disruptions and realignments? robert: a very good point. the president is in a difficult spot. on one hand, it is clear that a lot of the tariffs we have imposed on china do contribute. they are not the main contributing factor, but they do contribute to higher prices in the united states. and yet, if the president were to appear to be weak on that, it would look like he was weak on china. they priority here, it seems to me, is to deal with the inflationary issues. we can demonstrate that we are still resolute on china by strengthening our alliances in the region, which gives the president more flexibility to lower some of the tariffs on china, which really have not had a impact on china anyway, but certainly have had an impact on prices in certain sectors of the united states. so if he is tough and firm enough in building our alliances, it gives him a little
more wiggle room to take action to reduce tariffs on certain chinese items, and he needs to develop these trade relationships that we threw away when we got out of tpp. he's got to resurrect those and make sure that we don't just talk about them, that we have a firm and sustained program of trade cooperation with these countries in the end of pacific. lisa: we just have a little bit of time left. what grade would you give this administration in terms of reaffirming some of these alliances? robert: i give them very high marks. i think the president making a major trip to asia is going to be very important. there's going to be a g20 meeting coming up. whether he goes is not clear. but i think that anything he can do to demonstrate with these friends and allies in the region that we are back and credible is

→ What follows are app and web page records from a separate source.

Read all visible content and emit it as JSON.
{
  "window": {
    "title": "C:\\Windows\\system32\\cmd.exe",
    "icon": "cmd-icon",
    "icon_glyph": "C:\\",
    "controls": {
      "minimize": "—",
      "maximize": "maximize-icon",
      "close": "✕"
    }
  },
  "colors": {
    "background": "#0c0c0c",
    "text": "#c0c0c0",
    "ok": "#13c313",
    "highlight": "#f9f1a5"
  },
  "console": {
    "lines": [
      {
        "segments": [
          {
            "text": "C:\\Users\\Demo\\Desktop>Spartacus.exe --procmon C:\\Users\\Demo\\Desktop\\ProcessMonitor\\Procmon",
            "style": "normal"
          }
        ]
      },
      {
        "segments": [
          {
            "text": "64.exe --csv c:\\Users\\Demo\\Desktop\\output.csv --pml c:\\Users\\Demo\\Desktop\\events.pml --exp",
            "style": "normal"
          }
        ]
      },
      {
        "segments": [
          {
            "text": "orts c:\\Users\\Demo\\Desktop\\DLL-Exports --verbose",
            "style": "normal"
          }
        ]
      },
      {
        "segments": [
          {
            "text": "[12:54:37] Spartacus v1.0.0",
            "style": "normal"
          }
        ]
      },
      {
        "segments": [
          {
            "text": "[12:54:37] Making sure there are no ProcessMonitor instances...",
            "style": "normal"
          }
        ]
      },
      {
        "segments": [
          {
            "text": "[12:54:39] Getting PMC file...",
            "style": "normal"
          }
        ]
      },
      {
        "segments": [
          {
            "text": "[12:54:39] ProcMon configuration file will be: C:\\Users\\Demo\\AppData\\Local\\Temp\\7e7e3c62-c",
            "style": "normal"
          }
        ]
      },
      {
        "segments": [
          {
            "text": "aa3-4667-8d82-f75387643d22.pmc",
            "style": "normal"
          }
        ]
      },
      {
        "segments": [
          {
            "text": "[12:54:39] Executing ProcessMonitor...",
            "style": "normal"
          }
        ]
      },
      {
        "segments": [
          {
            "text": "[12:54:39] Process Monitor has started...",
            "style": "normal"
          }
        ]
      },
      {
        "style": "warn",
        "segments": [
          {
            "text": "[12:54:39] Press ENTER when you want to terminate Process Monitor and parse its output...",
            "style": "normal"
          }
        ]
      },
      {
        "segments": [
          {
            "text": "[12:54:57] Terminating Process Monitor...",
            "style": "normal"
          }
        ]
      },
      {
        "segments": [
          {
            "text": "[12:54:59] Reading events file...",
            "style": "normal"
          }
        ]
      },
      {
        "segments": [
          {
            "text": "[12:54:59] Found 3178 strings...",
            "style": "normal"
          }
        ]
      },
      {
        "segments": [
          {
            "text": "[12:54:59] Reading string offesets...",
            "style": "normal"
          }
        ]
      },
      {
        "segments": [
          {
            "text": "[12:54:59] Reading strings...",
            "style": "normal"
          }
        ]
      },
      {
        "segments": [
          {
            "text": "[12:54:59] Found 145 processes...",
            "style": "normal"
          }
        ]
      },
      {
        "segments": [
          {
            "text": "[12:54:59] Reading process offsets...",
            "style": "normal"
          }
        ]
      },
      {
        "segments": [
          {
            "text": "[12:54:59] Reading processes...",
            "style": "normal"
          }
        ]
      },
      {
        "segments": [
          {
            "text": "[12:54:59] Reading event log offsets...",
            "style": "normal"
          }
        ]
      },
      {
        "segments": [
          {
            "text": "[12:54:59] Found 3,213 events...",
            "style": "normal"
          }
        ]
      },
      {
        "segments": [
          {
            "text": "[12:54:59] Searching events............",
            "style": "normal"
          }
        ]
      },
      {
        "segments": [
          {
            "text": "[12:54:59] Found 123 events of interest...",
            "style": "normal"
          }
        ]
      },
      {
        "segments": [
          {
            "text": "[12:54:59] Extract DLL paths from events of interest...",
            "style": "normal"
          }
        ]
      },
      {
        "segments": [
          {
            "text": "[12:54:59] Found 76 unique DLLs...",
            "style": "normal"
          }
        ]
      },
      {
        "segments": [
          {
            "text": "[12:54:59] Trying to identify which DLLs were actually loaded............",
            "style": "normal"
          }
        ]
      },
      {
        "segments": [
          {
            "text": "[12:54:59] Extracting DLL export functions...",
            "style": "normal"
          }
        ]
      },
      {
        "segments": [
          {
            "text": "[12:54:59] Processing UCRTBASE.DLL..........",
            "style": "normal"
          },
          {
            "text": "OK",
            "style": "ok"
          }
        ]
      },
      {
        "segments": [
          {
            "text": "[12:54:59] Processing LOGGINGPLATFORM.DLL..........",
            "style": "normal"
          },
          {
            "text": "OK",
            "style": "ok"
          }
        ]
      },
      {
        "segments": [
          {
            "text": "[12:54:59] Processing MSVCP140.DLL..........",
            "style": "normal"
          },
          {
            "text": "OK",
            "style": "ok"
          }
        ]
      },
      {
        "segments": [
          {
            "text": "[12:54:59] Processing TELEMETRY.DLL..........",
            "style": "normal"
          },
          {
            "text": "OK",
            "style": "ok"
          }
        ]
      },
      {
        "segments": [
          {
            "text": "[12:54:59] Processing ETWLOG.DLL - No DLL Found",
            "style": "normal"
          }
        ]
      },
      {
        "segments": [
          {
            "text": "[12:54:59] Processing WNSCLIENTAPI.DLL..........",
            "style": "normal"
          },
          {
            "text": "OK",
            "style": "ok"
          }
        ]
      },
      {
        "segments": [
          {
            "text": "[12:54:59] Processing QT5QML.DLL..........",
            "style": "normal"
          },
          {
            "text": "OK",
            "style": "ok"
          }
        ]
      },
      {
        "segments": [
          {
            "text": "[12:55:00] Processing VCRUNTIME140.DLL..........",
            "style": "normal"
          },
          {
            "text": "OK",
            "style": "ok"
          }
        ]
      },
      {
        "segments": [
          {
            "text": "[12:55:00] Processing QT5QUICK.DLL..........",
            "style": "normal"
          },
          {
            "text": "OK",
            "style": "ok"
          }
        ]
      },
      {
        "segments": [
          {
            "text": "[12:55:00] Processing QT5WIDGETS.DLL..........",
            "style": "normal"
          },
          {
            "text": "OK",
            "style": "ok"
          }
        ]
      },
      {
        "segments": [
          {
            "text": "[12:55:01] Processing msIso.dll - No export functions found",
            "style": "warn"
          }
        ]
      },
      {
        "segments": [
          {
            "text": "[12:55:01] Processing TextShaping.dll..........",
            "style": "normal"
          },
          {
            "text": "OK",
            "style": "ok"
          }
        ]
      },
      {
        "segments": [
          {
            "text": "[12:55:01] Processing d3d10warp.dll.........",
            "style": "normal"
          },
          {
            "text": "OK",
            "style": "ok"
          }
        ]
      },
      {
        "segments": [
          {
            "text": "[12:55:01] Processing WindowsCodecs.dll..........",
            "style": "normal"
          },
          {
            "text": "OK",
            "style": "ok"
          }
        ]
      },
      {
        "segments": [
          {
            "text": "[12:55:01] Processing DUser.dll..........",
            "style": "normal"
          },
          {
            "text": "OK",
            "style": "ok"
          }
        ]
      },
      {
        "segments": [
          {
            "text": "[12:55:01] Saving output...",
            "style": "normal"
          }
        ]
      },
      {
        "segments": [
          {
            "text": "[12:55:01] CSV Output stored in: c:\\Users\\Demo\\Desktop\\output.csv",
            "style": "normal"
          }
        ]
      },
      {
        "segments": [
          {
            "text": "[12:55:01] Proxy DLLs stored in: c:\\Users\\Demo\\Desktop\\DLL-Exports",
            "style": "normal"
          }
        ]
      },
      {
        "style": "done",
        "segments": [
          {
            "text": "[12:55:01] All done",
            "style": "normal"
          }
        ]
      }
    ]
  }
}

important. the one thing he also has to do is make sure he can get bipartisan support for sustaining this because a lot of these countries will say they are making this trip, but if the house flips and if you get another administration a couple of years from now, that could pull back american alliances in the region, so we have to show not only that we are doing and that we are firm in doing it, but b, this is a sustainable proposition. we got to figure out how to deal with the chinese issues that really matter. these tariffs really have no real impact on china. there has to be other stuff on intellectual property as well. tom: ambassador, we are out of time. we will continue this discussion. robert hormats of tiedemann
advisors. all i can think of is the british phrase obe, or overcome by events. that is the only way this massive tension between international relations experts and the agreed-upon republican-democrat resistance in congress, it is one of the few real certitudes we have going on right now. lisa: a certitude amid a sea of uncertainty. i will say i am just watching that bond-stock relationship reassert itself as people get increasingly gloomy as this turns into a pendulum of gloom. tom: can we agree it is a toxic brew? [laughter] lisa: i was talking specifics, but you can have your toxic brew. tom: stay with us. on radio, on television, good morning. ♪